The Ol’ Perfessor knew what he was talking about.   Well, maybe he didn’t, but the advice is sage nonetheless.  It is notoriously difficult to predict anything in the future with consistent accuracy.  So why in the world would anyone want to become a futurist?  Why bother?  Well, to be blunt, that is exactly why!  Ignoring the opportunities and dangers of the future is what I like to call The Ostrich Syndrome.  Go ahead, hide your head in the sand.  The future is not going to go away.  And if we can’t predict it, there are certainly ways to prepare for it.  To prevent bad outcomes, or at least make them less likely.  To create good outcomes, or at least make them more likely.  And to be  better prepared to deal with whatever does come.

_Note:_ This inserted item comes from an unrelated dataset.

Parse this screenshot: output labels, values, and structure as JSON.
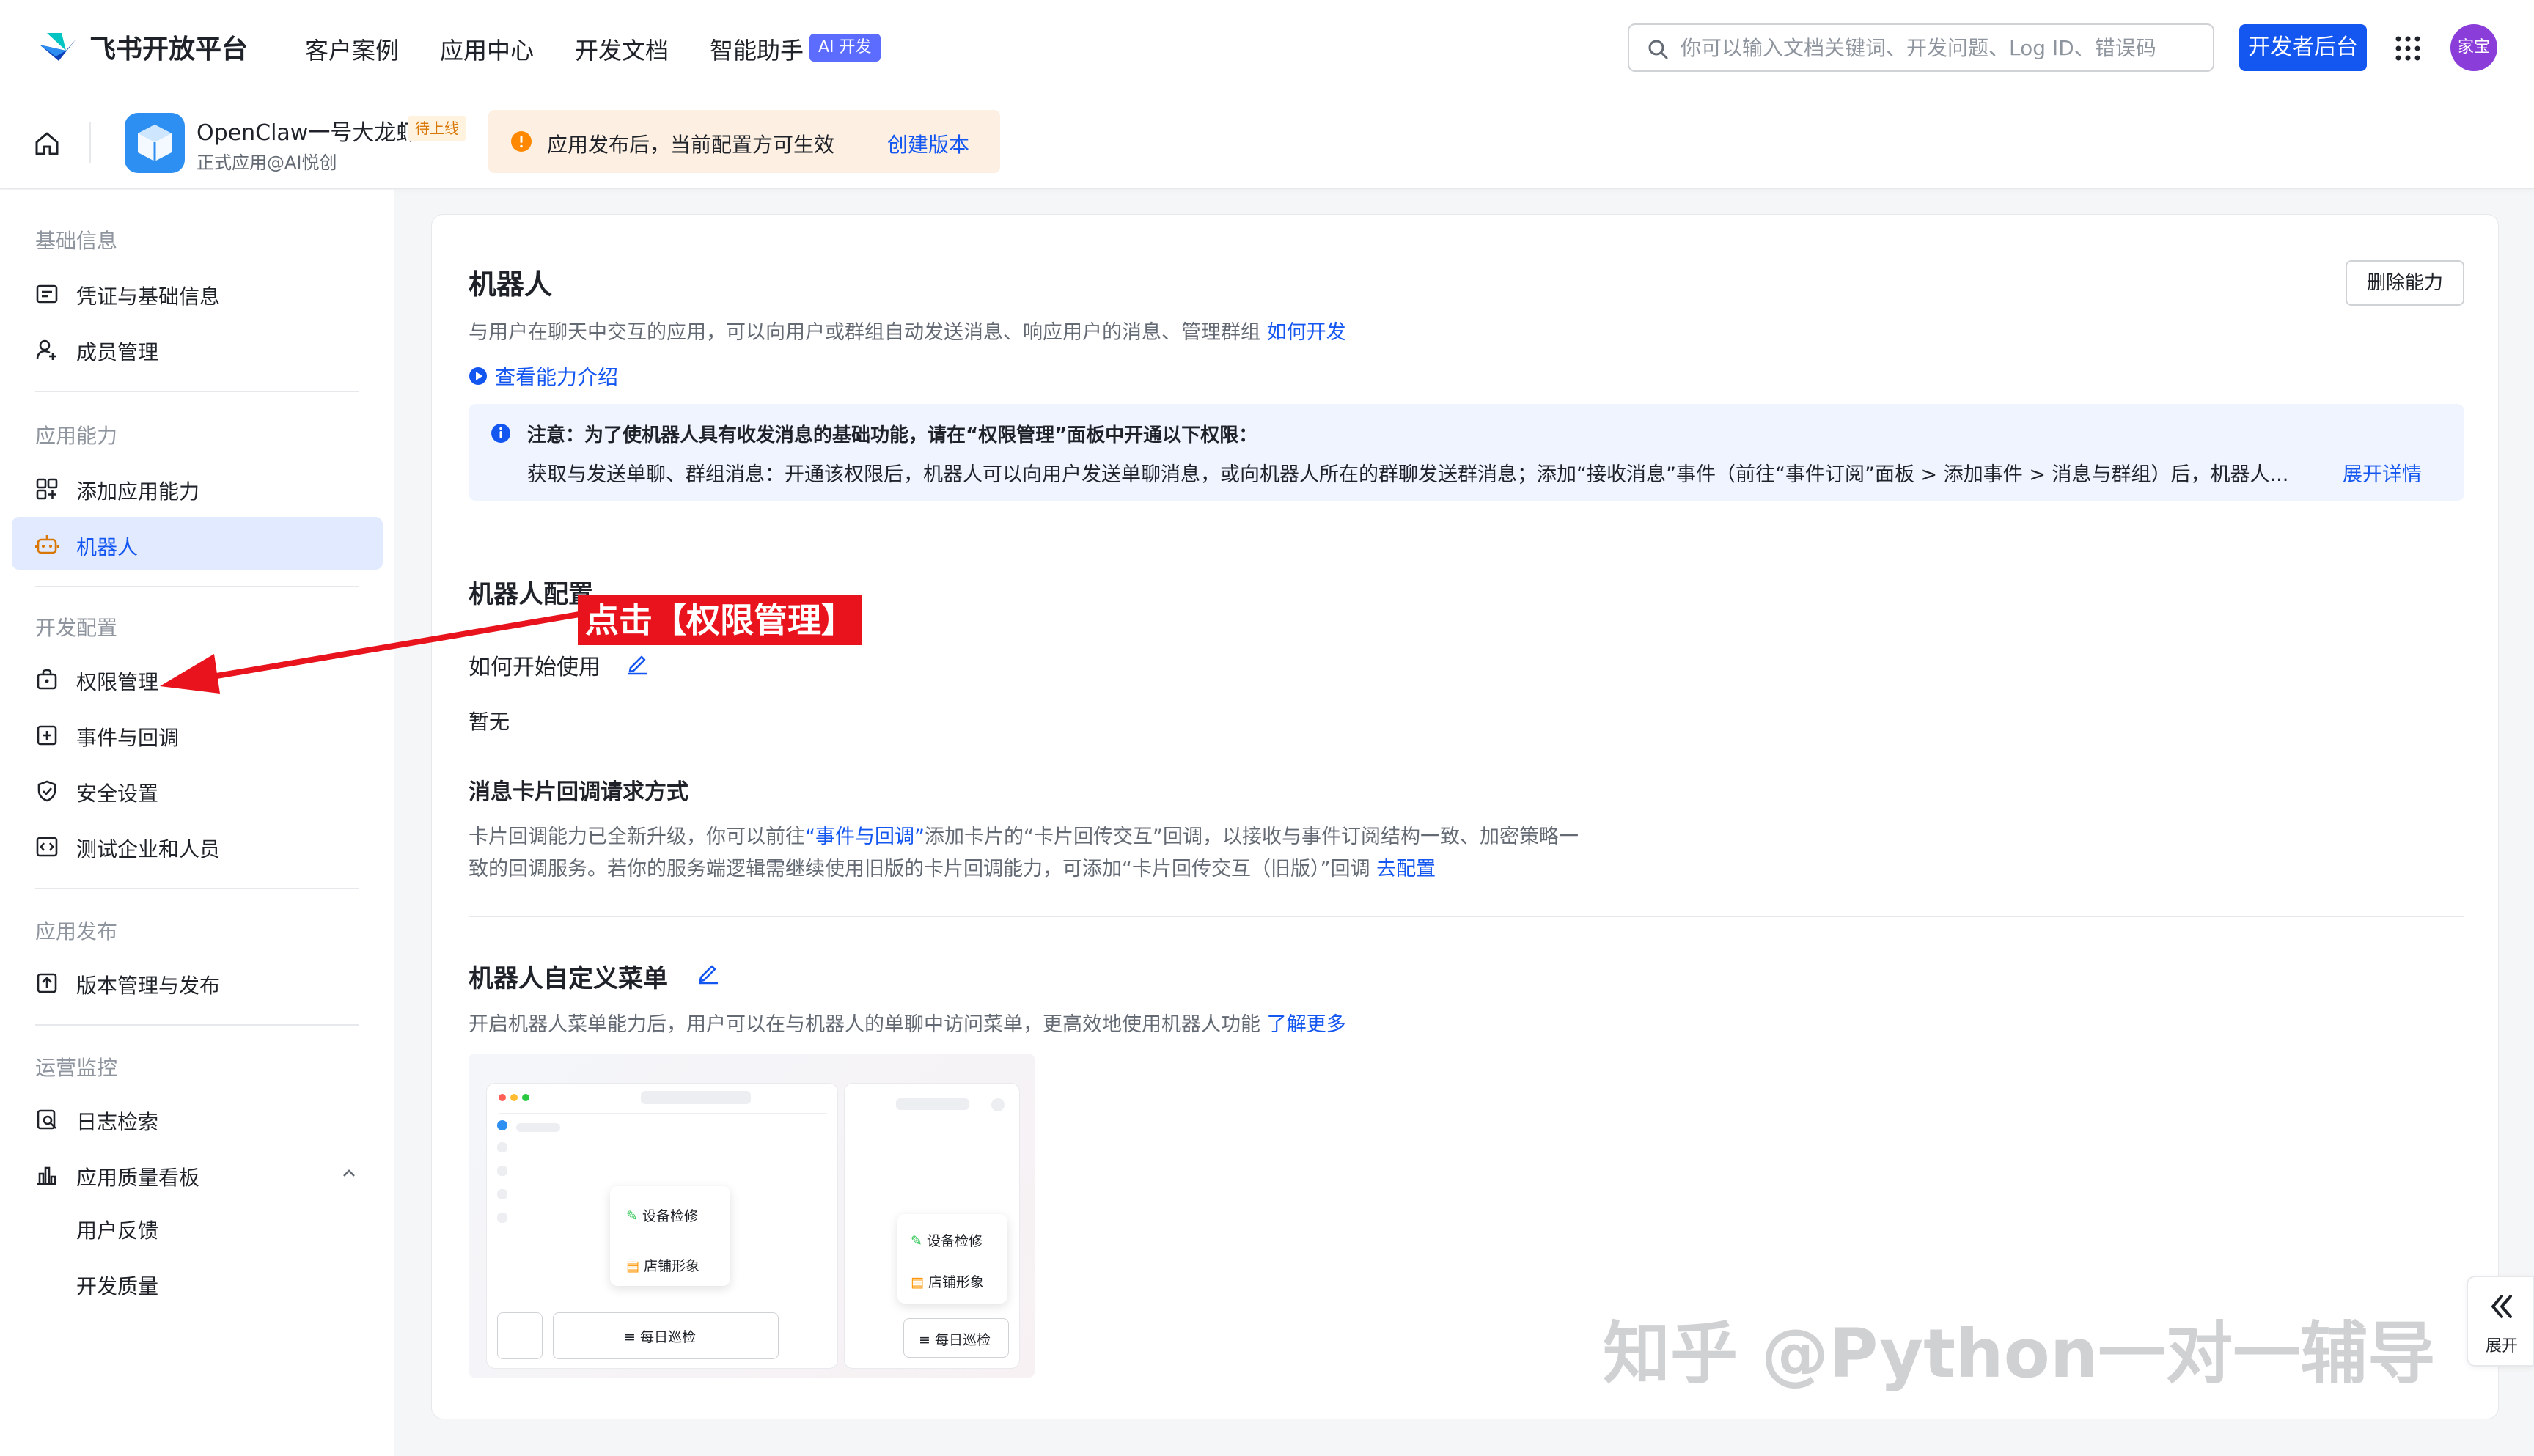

The sad fact is, we live in a short-term oriented society with a short attention span.  So what is the antidote to this malady?  It is more thoughtful foresight.  We have everything to gain and nothing to lose.  Kurt  Vonnegut compared science fiction writers like himself to the proverbial canary in the mine shaft, warning of weak danger signals before others perceive them.  That’s what futurists do, though those weak signals can signal opportunities as well as dangers as the world changes.  That’s what I aim to do with the rest of my life.  I’ve enrolled in the  University of Houston’s Masters in Foresight program.  I’m adding a foresight element to a friend’s existing market research business.  I’m becoming an advocate for taking a longer view of everything.  Economics. Education. Environment. Government. You name it.  And I’m starting a second blog, aptly named Seeking Delphi™ after the famed Oracle of Delphi.  We can’t predict the future, but we can anticipate the possibilities, avoid the catastrophes (or some of them) and create the opportunities.   So here goes something.   See you tomorrow and beyond.

The first post on Seeking Delphi is linked here.  Keep an eye out for the addition of a podcast in the coming weeks.

 

%d bloggers like this: